▶
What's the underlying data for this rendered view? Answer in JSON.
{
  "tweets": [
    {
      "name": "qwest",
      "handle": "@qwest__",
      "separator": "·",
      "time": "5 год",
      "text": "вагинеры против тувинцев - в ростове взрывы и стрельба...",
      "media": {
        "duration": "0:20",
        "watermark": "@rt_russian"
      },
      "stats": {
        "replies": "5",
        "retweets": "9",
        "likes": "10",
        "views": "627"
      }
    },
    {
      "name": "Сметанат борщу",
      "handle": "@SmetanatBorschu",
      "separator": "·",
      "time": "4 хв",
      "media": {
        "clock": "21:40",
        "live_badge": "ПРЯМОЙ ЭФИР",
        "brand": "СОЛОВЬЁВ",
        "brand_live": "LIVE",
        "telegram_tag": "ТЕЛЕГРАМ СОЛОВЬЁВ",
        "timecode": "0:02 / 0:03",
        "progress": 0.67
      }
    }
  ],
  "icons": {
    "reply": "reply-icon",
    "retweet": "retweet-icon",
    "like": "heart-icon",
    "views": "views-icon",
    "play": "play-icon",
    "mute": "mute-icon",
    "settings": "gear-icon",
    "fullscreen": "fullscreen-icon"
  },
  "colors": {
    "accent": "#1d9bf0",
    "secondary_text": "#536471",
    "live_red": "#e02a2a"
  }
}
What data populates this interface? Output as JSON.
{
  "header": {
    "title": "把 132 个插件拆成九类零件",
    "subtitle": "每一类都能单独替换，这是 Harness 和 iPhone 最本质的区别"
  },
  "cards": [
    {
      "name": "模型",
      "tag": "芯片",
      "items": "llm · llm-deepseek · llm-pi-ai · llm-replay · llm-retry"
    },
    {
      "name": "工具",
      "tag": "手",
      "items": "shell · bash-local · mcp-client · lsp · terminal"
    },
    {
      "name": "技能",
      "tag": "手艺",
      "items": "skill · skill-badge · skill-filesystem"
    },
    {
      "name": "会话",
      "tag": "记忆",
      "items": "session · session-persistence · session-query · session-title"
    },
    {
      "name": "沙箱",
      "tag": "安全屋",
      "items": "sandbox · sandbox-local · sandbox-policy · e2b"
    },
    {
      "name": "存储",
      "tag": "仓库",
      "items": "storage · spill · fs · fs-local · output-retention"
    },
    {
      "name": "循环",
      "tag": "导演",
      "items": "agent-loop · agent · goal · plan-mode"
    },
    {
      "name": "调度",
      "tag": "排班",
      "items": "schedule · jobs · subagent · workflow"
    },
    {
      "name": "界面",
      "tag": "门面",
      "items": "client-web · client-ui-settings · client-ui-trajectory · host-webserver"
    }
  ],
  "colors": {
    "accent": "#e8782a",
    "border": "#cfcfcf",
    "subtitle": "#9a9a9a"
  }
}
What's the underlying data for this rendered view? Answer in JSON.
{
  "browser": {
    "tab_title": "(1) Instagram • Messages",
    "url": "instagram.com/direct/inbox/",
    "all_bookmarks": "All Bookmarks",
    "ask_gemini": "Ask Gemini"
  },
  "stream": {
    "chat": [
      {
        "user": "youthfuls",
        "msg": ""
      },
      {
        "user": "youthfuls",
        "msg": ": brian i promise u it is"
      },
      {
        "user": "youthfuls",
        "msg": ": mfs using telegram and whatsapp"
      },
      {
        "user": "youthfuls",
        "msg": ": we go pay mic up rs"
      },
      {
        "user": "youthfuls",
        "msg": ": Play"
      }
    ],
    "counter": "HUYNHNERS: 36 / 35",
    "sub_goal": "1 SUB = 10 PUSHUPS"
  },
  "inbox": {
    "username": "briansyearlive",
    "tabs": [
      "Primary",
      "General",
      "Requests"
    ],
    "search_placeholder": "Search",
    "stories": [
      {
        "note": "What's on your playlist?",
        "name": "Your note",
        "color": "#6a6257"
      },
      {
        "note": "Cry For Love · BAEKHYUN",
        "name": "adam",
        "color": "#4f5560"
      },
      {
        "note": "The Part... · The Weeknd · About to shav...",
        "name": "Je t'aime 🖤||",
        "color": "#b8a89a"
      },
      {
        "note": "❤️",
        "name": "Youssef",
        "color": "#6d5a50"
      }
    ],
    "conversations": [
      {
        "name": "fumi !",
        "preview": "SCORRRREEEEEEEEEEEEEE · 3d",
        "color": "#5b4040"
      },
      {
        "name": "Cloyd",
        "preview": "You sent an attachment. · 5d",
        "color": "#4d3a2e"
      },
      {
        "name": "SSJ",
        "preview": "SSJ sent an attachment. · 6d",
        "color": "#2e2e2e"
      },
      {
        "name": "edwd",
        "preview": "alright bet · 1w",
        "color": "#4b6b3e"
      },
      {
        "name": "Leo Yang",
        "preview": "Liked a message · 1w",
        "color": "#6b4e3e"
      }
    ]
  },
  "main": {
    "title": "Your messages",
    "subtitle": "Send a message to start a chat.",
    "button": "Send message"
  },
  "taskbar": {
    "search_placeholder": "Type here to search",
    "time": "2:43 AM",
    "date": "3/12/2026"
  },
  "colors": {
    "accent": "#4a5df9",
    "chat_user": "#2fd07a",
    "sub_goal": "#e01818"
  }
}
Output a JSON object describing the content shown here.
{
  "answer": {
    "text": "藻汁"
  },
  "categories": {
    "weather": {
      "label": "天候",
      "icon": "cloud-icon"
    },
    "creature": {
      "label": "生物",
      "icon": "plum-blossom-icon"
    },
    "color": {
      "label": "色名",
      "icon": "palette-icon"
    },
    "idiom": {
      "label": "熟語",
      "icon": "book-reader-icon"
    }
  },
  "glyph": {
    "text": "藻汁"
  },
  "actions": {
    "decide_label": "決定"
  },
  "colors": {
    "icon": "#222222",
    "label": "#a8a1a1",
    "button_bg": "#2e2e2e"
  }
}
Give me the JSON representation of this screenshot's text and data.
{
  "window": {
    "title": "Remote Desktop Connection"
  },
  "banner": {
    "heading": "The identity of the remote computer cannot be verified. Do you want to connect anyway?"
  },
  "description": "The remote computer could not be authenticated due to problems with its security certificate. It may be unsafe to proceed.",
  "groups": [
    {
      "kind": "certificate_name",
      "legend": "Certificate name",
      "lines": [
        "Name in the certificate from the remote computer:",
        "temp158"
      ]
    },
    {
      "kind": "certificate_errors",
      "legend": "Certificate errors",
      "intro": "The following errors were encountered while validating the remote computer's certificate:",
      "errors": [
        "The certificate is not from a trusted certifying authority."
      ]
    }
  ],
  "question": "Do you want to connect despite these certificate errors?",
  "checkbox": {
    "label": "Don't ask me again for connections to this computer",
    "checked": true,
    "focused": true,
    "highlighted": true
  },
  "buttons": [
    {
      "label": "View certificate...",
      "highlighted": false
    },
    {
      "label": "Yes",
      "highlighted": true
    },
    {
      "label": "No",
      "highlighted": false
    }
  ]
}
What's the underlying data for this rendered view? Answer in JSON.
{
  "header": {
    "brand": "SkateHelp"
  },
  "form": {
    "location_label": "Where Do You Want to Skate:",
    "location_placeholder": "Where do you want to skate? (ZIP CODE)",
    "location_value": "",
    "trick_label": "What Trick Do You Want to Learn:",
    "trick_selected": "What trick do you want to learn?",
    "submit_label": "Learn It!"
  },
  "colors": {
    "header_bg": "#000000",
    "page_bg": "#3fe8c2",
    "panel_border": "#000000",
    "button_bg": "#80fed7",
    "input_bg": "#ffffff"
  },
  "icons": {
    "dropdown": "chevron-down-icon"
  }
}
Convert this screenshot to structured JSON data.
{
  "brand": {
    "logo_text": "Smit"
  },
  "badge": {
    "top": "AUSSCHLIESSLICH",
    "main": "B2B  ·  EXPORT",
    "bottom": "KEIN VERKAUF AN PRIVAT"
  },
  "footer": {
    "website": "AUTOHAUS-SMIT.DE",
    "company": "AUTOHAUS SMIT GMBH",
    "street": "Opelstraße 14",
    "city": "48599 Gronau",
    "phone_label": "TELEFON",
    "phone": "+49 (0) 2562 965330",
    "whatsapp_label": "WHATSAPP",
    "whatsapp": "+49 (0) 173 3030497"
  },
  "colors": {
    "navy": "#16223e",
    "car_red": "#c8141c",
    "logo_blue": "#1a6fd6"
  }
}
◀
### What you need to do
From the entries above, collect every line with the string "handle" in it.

### Exercise output
      "handle": "@qwest__",
      "handle": "@SmetanatBorschu",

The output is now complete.